The task
Go through the entries and copy every line that has the string "right" in it.

Supplied material Block Start

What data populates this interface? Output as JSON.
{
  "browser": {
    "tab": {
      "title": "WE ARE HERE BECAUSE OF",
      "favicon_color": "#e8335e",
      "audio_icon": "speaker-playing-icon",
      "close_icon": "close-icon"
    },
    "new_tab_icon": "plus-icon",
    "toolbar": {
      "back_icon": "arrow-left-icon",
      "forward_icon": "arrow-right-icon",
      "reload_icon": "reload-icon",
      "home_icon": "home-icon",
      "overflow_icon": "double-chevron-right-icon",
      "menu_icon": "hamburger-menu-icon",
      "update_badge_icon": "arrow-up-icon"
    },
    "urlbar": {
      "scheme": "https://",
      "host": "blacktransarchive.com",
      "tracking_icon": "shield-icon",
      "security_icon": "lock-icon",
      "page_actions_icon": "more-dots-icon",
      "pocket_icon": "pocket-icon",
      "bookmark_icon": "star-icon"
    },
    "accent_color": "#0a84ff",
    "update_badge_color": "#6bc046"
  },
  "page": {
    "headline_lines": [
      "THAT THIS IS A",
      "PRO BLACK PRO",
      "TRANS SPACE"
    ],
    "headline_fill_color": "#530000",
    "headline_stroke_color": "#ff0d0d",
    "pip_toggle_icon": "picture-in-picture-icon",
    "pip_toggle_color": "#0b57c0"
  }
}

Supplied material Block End

Output below
      "forward_icon": "arrow-right-icon",
      "overflow_icon": "double-chevron-right-icon",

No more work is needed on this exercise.